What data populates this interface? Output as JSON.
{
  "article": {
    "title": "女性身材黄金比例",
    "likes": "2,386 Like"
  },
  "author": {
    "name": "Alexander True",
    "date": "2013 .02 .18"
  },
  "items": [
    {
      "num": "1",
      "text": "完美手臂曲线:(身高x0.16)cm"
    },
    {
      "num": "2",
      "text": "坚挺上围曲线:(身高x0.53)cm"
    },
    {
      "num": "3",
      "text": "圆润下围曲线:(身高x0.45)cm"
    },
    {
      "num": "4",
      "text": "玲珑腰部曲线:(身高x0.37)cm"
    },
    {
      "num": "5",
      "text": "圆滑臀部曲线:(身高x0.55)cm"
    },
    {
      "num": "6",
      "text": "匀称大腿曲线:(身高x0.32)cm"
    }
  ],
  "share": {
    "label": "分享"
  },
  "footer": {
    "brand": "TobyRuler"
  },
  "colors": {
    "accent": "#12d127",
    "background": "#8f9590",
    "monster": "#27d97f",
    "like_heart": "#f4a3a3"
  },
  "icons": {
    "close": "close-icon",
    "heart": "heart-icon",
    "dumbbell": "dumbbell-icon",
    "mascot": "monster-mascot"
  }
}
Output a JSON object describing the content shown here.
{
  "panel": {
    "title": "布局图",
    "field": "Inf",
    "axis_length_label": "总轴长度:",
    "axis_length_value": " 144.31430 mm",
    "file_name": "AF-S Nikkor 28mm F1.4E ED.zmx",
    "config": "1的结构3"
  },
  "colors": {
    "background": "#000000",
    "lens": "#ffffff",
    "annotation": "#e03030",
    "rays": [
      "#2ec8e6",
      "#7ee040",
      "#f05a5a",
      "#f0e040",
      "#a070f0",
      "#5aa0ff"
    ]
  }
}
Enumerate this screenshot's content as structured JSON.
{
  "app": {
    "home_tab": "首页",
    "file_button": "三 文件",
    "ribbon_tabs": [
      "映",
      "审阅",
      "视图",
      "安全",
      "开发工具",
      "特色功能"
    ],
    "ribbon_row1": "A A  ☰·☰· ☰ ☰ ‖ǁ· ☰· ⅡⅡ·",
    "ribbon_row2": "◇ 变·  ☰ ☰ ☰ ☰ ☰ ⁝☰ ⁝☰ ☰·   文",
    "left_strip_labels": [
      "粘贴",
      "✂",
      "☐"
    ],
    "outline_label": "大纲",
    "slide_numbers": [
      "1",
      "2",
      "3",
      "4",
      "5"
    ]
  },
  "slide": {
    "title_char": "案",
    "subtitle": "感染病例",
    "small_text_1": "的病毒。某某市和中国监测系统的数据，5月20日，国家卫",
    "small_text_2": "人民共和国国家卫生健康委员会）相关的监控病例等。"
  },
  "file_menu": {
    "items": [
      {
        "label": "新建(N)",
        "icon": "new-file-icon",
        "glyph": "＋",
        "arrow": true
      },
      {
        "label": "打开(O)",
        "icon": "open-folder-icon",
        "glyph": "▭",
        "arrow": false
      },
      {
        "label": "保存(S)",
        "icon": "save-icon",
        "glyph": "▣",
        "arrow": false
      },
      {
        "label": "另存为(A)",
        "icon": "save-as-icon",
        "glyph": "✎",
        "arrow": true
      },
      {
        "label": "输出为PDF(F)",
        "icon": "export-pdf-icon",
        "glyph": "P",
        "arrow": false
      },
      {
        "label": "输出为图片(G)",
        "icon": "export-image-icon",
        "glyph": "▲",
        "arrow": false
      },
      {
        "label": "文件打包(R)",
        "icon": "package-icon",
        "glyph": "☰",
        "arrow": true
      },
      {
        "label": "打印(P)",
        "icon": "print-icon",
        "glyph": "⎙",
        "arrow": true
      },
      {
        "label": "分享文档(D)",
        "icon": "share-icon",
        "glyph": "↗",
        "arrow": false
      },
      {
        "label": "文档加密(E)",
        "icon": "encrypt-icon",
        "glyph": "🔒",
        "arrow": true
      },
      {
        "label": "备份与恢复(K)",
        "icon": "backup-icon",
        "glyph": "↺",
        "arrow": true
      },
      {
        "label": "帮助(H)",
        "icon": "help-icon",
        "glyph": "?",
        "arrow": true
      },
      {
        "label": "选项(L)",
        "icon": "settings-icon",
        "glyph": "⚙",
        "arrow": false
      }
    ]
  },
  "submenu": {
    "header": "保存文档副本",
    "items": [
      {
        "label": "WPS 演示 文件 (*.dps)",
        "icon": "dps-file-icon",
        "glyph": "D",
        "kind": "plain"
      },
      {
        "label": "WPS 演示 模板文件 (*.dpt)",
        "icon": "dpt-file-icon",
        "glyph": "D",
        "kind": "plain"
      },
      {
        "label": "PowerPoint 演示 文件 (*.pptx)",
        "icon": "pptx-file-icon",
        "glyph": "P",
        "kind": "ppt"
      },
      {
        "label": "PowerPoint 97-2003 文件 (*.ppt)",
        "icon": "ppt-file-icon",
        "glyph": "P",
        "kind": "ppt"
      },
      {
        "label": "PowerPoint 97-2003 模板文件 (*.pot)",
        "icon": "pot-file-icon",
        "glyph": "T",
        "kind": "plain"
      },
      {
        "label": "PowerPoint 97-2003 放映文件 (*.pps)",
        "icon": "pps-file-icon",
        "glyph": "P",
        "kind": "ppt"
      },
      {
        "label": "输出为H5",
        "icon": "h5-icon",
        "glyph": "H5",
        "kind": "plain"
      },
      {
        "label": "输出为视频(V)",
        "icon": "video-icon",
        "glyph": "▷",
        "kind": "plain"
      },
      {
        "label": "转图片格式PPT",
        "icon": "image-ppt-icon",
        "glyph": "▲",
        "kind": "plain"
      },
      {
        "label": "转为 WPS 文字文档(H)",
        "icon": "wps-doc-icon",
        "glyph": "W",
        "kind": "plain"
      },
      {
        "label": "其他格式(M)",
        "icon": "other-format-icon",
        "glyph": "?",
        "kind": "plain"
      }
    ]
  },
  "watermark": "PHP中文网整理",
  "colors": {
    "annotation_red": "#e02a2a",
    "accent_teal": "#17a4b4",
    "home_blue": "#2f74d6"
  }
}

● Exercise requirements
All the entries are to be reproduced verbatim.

● Exercise answer
What data populates this interface? Output as JSON.
{
  "article": {
    "title": "女性身材黄金比例",
    "likes": "2,386 Like"
  },
  "author": {
    "name": "Alexander True",
    "date": "2013 .02 .18"
  },
  "items": [
    {
      "num": "1",
      "text": "完美手臂曲线:(身高x0.16)cm"
    },
    {
      "num": "2",
      "text": "坚挺上围曲线:(身高x0.53)cm"
    },
    {
      "num": "3",
      "text": "圆润下围曲线:(身高x0.45)cm"
    },
    {
      "num": "4",
      "text": "玲珑腰部曲线:(身高x0.37)cm"
    },
    {
      "num": "5",
      "text": "圆滑臀部曲线:(身高x0.55)cm"
    },
    {
      "num": "6",
      "text": "匀称大腿曲线:(身高x0.32)cm"
    }
  ],
  "share": {
    "label": "分享"
  },
  "footer": {
    "brand": "TobyRuler"
  },
  "colors": {
    "accent": "#12d127",
    "background": "#8f9590",
    "monster": "#27d97f",
    "like_heart": "#f4a3a3"
  },
  "icons": {
    "close": "close-icon",
    "heart": "heart-icon",
    "dumbbell": "dumbbell-icon",
    "mascot": "monster-mascot"
  }
}
Output a JSON object describing the content shown here.
{
  "panel": {
    "title": "布局图",
    "field": "Inf",
    "axis_length_label": "总轴长度:",
    "axis_length_value": " 144.31430 mm",
    "file_name": "AF-S Nikkor 28mm F1.4E ED.zmx",
    "config": "1的结构3"
  },
  "colors": {
    "background": "#000000",
    "lens": "#ffffff",
    "annotation": "#e03030",
    "rays": [
      "#2ec8e6",
      "#7ee040",
      "#f05a5a",
      "#f0e040",
      "#a070f0",
      "#5aa0ff"
    ]
  }
}
Enumerate this screenshot's content as structured JSON.
{
  "app": {
    "home_tab": "首页",
    "file_button": "三 文件",
    "ribbon_tabs": [
      "映",
      "审阅",
      "视图",
      "安全",
      "开发工具",
      "特色功能"
    ],
    "ribbon_row1": "A A  ☰·☰· ☰ ☰ ‖ǁ· ☰· ⅡⅡ·",
    "ribbon_row2": "◇ 变·  ☰ ☰ ☰ ☰ ☰ ⁝☰ ⁝☰ ☰·   文",
    "left_strip_labels": [
      "粘贴",
      "✂",
      "☐"
    ],
    "outline_label": "大纲",
    "slide_numbers": [
      "1",
      "2",
      "3",
      "4",
      "5"
    ]
  },
  "slide": {
    "title_char": "案",
    "subtitle": "感染病例",
    "small_text_1": "的病毒。某某市和中国监测系统的数据，5月20日，国家卫",
    "small_text_2": "人民共和国国家卫生健康委员会）相关的监控病例等。"
  },
  "file_menu": {
    "items": [
      {
        "label": "新建(N)",
        "icon": "new-file-icon",
        "glyph": "＋",
        "arrow": true
      },
      {
        "label": "打开(O)",
        "icon": "open-folder-icon",
        "glyph": "▭",
        "arrow": false
      },
      {
        "label": "保存(S)",
        "icon": "save-icon",
        "glyph": "▣",
        "arrow": false
      },
      {
        "label": "另存为(A)",
        "icon": "save-as-icon",
        "glyph": "✎",
        "arrow": true
      },
      {
        "label": "输出为PDF(F)",
        "icon": "export-pdf-icon",
        "glyph": "P",
        "arrow": false
      },
      {
        "label": "输出为图片(G)",
        "icon": "export-image-icon",
        "glyph": "▲",
        "arrow": false
      },
      {
        "label": "文件打包(R)",
        "icon": "package-icon",
        "glyph": "☰",
        "arrow": true
      },
      {
        "label": "打印(P)",
        "icon": "print-icon",
        "glyph": "⎙",
        "arrow": true
      },
      {
        "label": "分享文档(D)",
        "icon": "share-icon",
        "glyph": "↗",
        "arrow": false
      },
      {
        "label": "文档加密(E)",
        "icon": "encrypt-icon",
        "glyph": "🔒",
        "arrow": true
      },
      {
        "label": "备份与恢复(K)",
        "icon": "backup-icon",
        "glyph": "↺",
        "arrow": true
      },
      {
        "label": "帮助(H)",
        "icon": "help-icon",
        "glyph": "?",
        "arrow": true
      },
      {
        "label": "选项(L)",
        "icon": "settings-icon",
        "glyph": "⚙",
        "arrow": false
      }
    ]
  },
  "submenu": {
    "header": "保存文档副本",
    "items": [
      {
        "label": "WPS 演示 文件 (*.dps)",
        "icon": "dps-file-icon",
        "glyph": "D",
        "kind": "plain"
      },
      {
        "label": "WPS 演示 模板文件 (*.dpt)",
        "icon": "dpt-file-icon",
        "glyph": "D",
        "kind": "plain"
      },
      {
        "label": "PowerPoint 演示 文件 (*.pptx)",
        "icon": "pptx-file-icon",
        "glyph": "P",
        "kind": "ppt"
      },
      {
        "label": "PowerPoint 97-2003 文件 (*.ppt)",
        "icon": "ppt-file-icon",
        "glyph": "P",
        "kind": "ppt"
      },
      {
        "label": "PowerPoint 97-2003 模板文件 (*.pot)",
        "icon": "pot-file-icon",
        "glyph": "T",
        "kind": "plain"
      },
      {
        "label": "PowerPoint 97-2003 放映文件 (*.pps)",
        "icon": "pps-file-icon",
        "glyph": "P",
        "kind": "ppt"
      },
      {
        "label": "输出为H5",
        "icon": "h5-icon",
        "glyph": "H5",
        "kind": "plain"
      },
      {
        "label": "输出为视频(V)",
        "icon": "video-icon",
        "glyph": "▷",
        "kind": "plain"
      },
      {
        "label": "转图片格式PPT",
        "icon": "image-ppt-icon",
        "glyph": "▲",
        "kind": "plain"
      },
      {
        "label": "转为 WPS 文字文档(H)",
        "icon": "wps-doc-icon",
        "glyph": "W",
        "kind": "plain"
      },
      {
        "label": "其他格式(M)",
        "icon": "other-format-icon",
        "glyph": "?",
        "kind": "plain"
      }
    ]
  },
  "watermark": "PHP中文网整理",
  "colors": {
    "annotation_red": "#e02a2a",
    "accent_teal": "#17a4b4",
    "home_blue": "#2f74d6"
  }
}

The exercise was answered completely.